- [Exercise objective]
Pull every line with "structured" from the data below and copy it.

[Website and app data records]
Start of Block

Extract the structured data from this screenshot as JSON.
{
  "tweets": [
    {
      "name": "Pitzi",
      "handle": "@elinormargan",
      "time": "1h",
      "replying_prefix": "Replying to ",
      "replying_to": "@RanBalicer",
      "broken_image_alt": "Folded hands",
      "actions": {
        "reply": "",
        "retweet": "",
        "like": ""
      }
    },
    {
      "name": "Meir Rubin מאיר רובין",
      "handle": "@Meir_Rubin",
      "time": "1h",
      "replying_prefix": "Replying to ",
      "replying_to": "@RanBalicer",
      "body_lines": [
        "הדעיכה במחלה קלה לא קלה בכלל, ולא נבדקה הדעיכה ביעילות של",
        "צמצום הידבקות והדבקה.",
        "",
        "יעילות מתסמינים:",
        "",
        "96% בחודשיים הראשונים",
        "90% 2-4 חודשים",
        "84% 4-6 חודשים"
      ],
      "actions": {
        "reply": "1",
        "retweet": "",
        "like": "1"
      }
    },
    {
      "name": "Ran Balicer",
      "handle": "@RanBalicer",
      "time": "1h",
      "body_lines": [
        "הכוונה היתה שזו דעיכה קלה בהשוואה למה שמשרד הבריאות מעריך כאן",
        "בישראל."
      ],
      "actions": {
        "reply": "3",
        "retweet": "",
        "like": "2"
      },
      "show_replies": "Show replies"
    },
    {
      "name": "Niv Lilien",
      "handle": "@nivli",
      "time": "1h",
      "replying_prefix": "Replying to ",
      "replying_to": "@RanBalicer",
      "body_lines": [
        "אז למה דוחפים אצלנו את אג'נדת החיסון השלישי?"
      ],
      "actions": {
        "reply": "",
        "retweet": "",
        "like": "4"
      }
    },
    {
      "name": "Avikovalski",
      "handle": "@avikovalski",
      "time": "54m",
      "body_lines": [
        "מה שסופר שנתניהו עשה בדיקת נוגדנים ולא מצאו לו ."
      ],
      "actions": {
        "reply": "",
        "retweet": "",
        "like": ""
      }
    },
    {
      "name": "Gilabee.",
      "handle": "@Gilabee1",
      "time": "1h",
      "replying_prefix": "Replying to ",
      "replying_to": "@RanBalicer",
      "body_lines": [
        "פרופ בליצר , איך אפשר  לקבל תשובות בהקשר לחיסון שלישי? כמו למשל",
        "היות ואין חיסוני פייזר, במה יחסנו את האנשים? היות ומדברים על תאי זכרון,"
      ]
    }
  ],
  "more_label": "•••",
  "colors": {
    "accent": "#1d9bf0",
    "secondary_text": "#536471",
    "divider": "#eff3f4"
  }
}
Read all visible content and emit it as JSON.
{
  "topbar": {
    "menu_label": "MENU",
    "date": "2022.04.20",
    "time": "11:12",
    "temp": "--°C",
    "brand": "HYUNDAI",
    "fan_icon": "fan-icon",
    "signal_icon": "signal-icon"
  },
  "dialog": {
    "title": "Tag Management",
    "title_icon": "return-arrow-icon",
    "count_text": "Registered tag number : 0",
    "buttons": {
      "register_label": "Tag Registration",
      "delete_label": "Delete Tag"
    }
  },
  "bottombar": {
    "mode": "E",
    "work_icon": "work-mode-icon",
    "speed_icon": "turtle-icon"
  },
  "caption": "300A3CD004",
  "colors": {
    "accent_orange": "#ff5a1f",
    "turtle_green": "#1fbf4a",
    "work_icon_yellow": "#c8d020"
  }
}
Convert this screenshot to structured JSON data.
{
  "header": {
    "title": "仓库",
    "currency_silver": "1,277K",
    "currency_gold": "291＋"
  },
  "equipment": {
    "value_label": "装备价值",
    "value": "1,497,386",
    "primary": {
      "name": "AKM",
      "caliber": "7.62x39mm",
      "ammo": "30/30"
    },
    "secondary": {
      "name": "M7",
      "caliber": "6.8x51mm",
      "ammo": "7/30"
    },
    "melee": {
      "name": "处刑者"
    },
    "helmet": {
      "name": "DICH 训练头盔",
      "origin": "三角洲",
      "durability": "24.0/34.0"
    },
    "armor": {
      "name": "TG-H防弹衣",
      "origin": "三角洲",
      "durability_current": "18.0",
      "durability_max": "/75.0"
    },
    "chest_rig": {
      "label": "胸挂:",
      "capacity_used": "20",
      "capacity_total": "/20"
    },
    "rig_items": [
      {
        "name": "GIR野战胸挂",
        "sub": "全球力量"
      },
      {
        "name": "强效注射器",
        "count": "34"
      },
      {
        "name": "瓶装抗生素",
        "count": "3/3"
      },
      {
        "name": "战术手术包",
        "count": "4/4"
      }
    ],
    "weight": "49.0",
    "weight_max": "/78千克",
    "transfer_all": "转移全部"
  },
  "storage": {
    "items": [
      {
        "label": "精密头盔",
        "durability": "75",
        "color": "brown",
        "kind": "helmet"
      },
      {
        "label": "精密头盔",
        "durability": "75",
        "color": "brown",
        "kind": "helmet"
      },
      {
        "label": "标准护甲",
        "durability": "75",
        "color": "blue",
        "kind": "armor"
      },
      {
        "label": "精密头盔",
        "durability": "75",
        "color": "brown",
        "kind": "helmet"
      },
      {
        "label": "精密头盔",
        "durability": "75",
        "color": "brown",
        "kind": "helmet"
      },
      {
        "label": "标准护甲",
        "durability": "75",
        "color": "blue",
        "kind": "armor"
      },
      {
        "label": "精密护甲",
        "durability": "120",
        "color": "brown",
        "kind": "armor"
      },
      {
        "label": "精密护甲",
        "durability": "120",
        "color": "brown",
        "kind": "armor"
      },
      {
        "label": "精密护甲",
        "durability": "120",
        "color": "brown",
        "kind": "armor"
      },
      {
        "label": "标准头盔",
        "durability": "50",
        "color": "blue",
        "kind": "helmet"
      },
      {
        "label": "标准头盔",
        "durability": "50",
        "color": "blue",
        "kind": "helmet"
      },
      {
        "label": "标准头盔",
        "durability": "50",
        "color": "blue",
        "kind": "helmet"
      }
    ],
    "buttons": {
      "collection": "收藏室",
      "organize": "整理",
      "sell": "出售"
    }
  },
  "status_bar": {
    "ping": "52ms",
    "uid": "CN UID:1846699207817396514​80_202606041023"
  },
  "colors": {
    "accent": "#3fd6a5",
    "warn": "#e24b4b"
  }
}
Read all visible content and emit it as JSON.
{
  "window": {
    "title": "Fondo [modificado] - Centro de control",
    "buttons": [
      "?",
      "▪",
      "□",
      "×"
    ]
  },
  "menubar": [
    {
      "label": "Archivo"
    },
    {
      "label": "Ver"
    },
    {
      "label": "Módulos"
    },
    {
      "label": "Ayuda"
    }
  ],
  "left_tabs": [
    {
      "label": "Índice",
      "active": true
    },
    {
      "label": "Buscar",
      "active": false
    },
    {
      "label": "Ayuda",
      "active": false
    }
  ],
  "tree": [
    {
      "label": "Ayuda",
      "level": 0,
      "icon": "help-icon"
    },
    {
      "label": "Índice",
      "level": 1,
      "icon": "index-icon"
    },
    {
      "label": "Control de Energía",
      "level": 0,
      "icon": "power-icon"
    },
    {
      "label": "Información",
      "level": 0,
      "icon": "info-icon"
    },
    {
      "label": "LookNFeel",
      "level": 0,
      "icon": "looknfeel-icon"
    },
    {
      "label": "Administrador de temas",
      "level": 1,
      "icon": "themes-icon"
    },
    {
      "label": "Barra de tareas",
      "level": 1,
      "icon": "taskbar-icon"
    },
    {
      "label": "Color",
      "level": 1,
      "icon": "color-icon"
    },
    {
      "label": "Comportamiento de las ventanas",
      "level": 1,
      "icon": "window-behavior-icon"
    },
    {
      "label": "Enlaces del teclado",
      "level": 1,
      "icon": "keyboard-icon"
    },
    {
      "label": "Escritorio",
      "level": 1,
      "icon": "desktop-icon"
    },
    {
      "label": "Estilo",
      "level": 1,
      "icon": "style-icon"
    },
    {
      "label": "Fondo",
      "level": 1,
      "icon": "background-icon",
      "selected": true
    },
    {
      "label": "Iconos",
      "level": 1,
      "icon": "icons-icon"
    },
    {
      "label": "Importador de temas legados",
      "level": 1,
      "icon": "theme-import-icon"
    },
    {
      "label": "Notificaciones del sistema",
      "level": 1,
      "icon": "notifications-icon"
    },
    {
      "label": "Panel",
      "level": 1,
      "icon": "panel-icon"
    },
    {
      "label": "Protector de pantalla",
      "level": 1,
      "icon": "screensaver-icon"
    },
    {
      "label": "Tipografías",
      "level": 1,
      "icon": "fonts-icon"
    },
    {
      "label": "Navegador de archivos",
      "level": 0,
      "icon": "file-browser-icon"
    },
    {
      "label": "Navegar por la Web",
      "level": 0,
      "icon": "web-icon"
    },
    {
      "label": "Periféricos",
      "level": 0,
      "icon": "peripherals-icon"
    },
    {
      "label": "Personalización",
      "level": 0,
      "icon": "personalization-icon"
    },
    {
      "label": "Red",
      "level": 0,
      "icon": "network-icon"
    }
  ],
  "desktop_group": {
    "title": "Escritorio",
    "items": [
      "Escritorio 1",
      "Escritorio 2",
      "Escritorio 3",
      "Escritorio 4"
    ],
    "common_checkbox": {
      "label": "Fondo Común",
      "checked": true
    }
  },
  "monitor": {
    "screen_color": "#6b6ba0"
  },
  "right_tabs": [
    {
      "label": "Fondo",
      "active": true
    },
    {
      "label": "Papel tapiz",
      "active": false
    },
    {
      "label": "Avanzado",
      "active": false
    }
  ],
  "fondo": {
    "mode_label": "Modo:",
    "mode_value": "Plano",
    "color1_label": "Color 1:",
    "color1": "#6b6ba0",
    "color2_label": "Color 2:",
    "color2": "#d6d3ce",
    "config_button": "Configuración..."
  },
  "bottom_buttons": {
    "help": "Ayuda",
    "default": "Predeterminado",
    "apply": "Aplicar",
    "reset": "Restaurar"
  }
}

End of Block

- [Finished exercise]
Extract the structured data from this screenshot as JSON.
Convert this screenshot to structured JSON data.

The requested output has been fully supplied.